Julie Sesen

Cancer Research Center of Toulouse, France

Title: Int6/eIF3e is essential for proliferation and survival of humanglioblastoma cells

Biography

Julie Sesen is a PhD applicant at the Paul Sabatier University in Toulouse, France. She completed a Master degree in Oncology and is now in her 2nd year of PhD. She works in the team of Pr. Elizabeth Moyal under the direction of Dr. Nicolas Skuli and Dr. Cathy Seva within the Cancer Research Center of Toulouse. Her research was awarded fellowships from the Ligue Contre le Cancer, Cancéropôle GSO and Association pour la Recherche contre le Cancer, and should allow us to identify new therapeutic options to improve the treatment of glioma patients. Her work was recently published in the International Journal of Molecular Sciences.

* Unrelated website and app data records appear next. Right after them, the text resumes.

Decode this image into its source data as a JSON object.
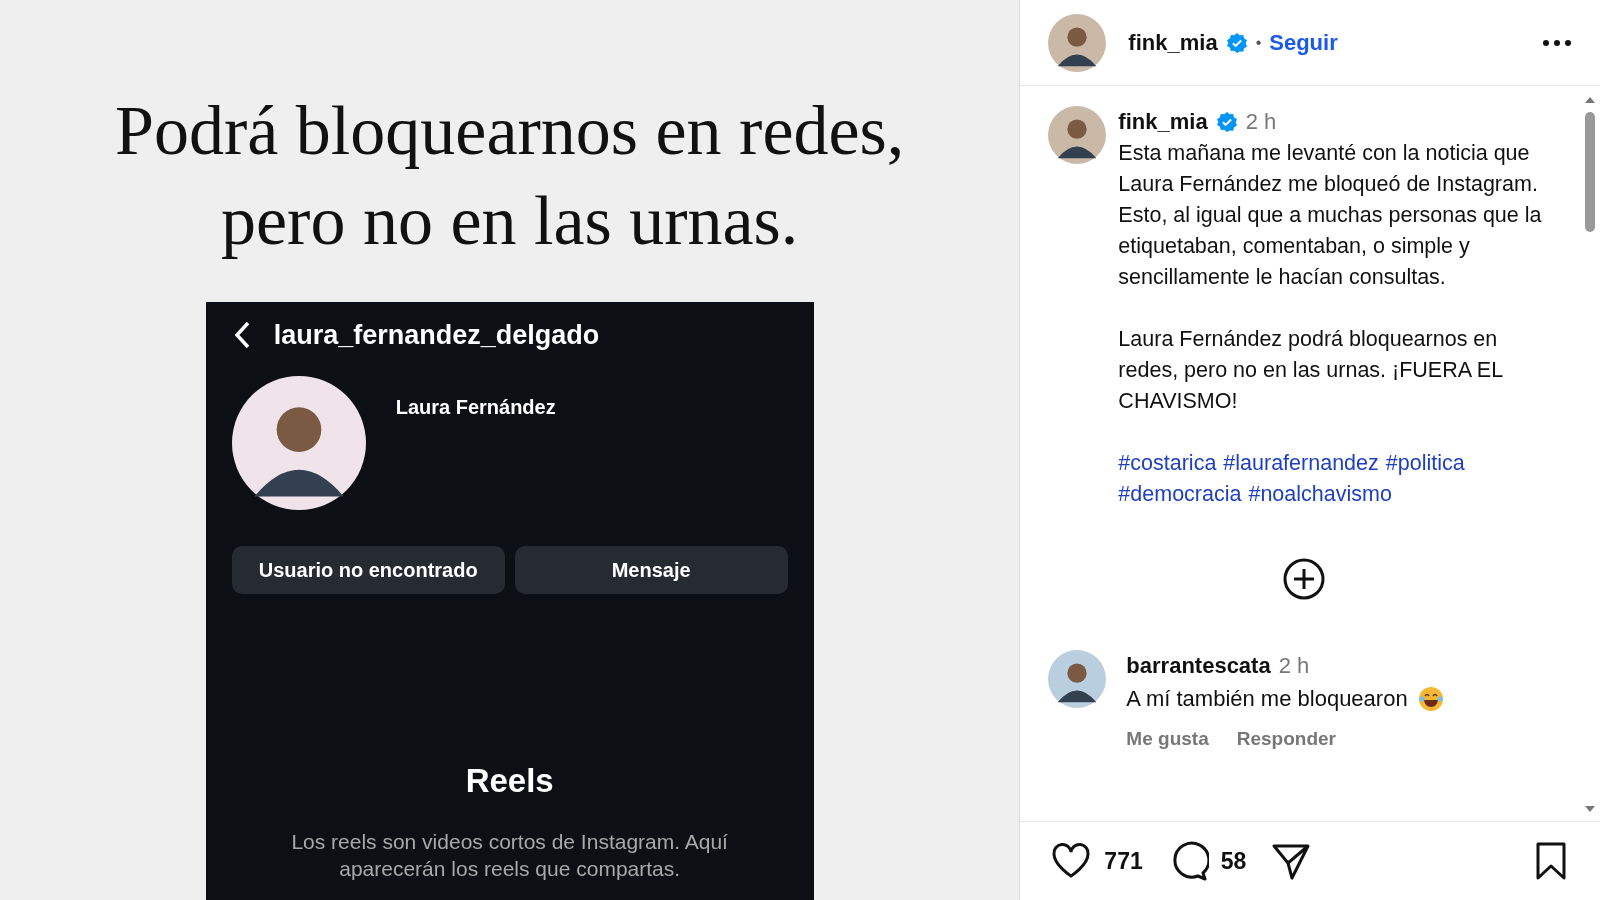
{
  "left": {
    "headline_lines": [
      "Podrá bloquearnos en redes,",
      "pero no en las urnas."
    ],
    "embedded_screen": {
      "username": "laura_fernandez_delgado",
      "name": "Laura Fernández",
      "buttons": [
        "Usuario no encontrado",
        "Mensaje"
      ],
      "section_title": "Reels",
      "section_text": "Los reels son videos cortos de Instagram. Aquí aparecerán los reels que compartas."
    }
  },
  "post": {
    "header": {
      "username": "fink_mia",
      "verified": true,
      "separator": "•",
      "follow": "Seguir"
    },
    "caption": {
      "username": "fink_mia",
      "verified": true,
      "time": "2 h",
      "paragraphs": [
        "Esta mañana me levanté con la noticia que Laura Fernández me bloqueó de Instagram. Esto, al igual que a muchas personas que la etiquetaban, comentaban, o simple y sencillamente le hacían consultas.",
        "Laura Fernández podrá bloquearnos en redes, pero no en las urnas. ¡FUERA EL CHAVISMO!"
      ],
      "hashtags": [
        "#costarica",
        "#laurafernandez",
        "#politica",
        "#democracia",
        "#noalchavismo"
      ]
    },
    "comments": [
      {
        "username": "barrantescata",
        "time": "2 h",
        "text": "A mí también me bloquearon",
        "actions": [
          "Me gusta",
          "Responder"
        ]
      }
    ],
    "likes": "771",
    "comment_count": "58"
  }
}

Abstract

Based on the World Health Organization classifi cation, Glioblastoma Multiforme (GBM) are grade IV astrocytic brain tumors and are one of the most deadly human cancers. GBM are very aggressive, with frequent relapses despite an appropriate treatment combining surgery, chemotherapy and radiotherapy. In GBM, hypoxia is a characteristic feature and activation of Hypoxia Inducible Factors (HIF-1α and HIF-2α) has been associated with resistance to anti-cancer therapeutics. Int6, also named eIF3e, is the “e” subunit of the translation initiation factor eIF3, and was identifi ed as novel regulator of HIF-2α. Eukaryotic initiation factors (eIFs) are key factors regulating total protein synthesis, which controls cell growth, size and proliferation. Th e functional signifi cance of Int6/eIF3e and the eff ect of Int6/EIF3E gene silencing on human brain GBM has not yet been described and its role on the HIFs is unknown in glioma cells. In the present work, we show that Int6/ eIF3e suppression aff ects survival of various GBM cells. We highlight that Int6 inhibition induces decreased proliferation through cell cycle arrest and increased autophagy and caspase-dependent and capase-independent cell death. Surprisingly, these phenotypes do not correlate with decreasedglobal cell translation, but could be, in part, explained by the decrease of HIF and HIF target expression in GBM cells. Indeed, isolation of polysome-bound mRNA reveals modulation of specifi c mRNA translation, such as HIF mRNA, when Int6 is silenced. Although a deeper understanding of the molecular mechanisms involved in this Int6/eIF3e-HIFs pathway is necessary, Int6 could become a new therapeutic option for these aggressive tumors.